Conference Minister, Southern Conference United Church of Christ

Bishop James L. Davis

Presiding Prelate of the Second Episcopal District of the African Methodist Episcopal Church

The Rev. Paula Clayton Dempsey

Director of Partnership Relations, Alliance of Baptists

The Rev. Jan Edmiston

General Presbyter, Presbytery of Charlotte

The Rev. Elder Cecilia Eggleston

Moderator, Metropolitan Community Churches

The Rev. David Guthrie

President, Provincial Elders’ Conference, Moravian Church in America, Southern Province

The Rev. Sonja Lee

Pastor Emeritus, Unity Fellowship Church Movement

Bishop Paul Leeland
Bishop, Western North Carolina Conference of The United Methodist Church

The Rev. Jerrod B. Lowry

General Presbyter & Stated Clerk, The Presbytery of Coastal Carolina

Mr. Frank C. Massey

Presiding Clerk, North Carolina Fellowship of Friends

The Rt. Rev. José A. McLoughlin
Bishop, Episcopal Diocese of Western North Carolina

Bishop Valerie Melvin

Regional Minister, Christian Church (Disciples of Christ) in North Carolina

The Rev. Dr. Kenneth Monroe

Bishop, Eastern North Carolina Episcopal District, African Methodist Episcopal Church, Zion

The Rev. Dr. Cameron Murchison, Jr.

Stated Clerk, Presbytery of Western North Carolina

The Rev. Dr. Conrad K. Pridgen

Presiding Elder of the Western District of the Western North Carolina Conference of the African Methodist Episcopal Church

The Rt. Rev. Sam Rodman

Bishop Diocesan, Episcopal Diocese of North Carolina

The Most Reverend K.J. Rogers

Chief Protector, Reformed Churches of God in Christ International

The Rev. Dr. Joan M. Saniuk

Southern Hospitality Network Lead, Metropolitan Community Churches

The Rev. Stephen W. Scott

Transitional General Presbyter, Salem Presbytery

The Rt. Rev. Rob Skirving

Bishop, Episcopal Diocese of East Carolina

Bishop Timothy M. Smith

Bishop, North Carolina Synod, Evangelical Lutheran Church in America

Bishop Hope Morgan Ward

Bishop, North Carolina Conference of the United Methodist Church

Check Also

Supreme Court rejects final GOP effort to limit count of absentee ballots in NC

In case you missed it, the U.S. Supreme ...

Top Stories from NCPW

  • News
  • Commentary

Obsolete laws allow big campaign spenders to hide their identities until after Nov. 3 WASHINGTON — A [...]

Just off I-85, on the way into Kings Mountain, there’s a truck stop on Dixon School Road.
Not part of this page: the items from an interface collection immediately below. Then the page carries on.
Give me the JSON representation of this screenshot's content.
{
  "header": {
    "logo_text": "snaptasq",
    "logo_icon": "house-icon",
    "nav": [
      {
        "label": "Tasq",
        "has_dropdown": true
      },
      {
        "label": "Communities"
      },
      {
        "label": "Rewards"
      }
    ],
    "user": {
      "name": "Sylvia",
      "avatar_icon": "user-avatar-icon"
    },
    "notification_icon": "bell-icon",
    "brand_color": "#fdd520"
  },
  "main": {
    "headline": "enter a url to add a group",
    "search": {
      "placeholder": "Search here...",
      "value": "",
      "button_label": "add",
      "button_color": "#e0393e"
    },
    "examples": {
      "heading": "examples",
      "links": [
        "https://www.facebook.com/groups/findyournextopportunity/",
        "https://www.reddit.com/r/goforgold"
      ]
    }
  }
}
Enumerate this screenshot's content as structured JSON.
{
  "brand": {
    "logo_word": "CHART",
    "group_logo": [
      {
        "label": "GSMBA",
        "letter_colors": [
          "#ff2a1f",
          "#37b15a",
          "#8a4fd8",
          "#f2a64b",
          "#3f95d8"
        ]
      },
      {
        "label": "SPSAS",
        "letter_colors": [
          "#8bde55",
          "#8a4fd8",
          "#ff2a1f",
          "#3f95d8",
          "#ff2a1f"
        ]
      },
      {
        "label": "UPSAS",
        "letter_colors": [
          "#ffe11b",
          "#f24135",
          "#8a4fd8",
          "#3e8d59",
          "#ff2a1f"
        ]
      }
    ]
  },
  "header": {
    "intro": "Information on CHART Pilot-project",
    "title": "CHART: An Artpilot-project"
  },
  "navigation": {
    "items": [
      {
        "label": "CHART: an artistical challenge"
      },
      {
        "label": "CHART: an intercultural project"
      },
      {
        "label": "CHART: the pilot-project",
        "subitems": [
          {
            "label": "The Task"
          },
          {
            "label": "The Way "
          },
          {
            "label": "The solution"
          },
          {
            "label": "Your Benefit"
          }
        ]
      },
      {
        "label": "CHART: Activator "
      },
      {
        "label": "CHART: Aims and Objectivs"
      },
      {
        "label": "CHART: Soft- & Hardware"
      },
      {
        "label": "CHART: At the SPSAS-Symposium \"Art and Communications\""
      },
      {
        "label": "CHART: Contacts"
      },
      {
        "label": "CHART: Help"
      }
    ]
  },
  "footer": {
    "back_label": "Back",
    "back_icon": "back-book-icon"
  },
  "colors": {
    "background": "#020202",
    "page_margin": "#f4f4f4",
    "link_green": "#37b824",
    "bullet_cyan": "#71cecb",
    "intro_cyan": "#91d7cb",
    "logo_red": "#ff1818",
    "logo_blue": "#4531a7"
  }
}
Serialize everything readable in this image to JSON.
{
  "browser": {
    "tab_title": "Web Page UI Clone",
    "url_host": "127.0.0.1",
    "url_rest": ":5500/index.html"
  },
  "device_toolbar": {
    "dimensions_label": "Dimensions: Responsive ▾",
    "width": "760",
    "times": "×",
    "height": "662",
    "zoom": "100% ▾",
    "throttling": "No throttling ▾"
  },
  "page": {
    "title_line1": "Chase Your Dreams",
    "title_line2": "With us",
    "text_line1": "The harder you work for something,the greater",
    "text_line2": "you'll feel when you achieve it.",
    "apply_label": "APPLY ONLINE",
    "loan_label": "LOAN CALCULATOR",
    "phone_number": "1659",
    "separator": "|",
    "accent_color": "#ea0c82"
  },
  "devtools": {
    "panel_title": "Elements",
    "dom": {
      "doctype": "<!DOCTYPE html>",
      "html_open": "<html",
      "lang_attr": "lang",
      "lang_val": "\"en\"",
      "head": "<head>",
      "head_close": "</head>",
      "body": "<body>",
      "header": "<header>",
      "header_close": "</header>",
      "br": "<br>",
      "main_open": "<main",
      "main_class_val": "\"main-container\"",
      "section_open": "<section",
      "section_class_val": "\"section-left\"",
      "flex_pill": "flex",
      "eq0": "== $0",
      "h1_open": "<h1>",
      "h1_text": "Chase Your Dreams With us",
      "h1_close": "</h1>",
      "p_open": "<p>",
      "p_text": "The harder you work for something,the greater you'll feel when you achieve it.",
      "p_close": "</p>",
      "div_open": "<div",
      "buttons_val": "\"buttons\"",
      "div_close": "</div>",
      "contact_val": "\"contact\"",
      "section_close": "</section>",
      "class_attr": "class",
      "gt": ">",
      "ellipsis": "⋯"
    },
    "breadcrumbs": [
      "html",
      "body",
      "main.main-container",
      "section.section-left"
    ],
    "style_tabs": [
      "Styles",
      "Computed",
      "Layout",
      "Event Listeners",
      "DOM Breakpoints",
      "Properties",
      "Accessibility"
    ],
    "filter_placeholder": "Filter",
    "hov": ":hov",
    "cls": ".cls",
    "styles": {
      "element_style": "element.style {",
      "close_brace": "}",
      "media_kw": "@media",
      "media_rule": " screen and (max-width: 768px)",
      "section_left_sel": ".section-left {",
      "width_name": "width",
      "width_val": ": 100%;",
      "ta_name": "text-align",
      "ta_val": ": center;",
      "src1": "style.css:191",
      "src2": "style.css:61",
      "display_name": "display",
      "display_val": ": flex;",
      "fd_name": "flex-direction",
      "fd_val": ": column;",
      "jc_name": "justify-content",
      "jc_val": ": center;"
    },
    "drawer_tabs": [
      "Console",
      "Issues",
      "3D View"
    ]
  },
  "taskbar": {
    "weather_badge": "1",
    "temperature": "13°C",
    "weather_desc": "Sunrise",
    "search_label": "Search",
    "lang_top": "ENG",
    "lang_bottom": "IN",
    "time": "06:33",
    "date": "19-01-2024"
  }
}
Driving th [...]

One month after Supreme Court Justice Ruth Bader Ginsburg died, having argued that the nation needs [...]

Recent rejection of proposed Wake charter reveals a system that can get messy, contentious and perso [...]

Americans can be a selfish lot. Not everybody, of course. But too many people couldn’t care less abo [...]

“Just make it end!” That’s what many Americans are thinking and saying right now about a lot of thin [...]

With North Carolinians on track to cast eye-popping numbers of votes in advance of Election Day, Nov [...]

In the rush to replace Associate Justice Ruth Bader Ginsburg on the U.S. Supreme Court, we’ve heard [...]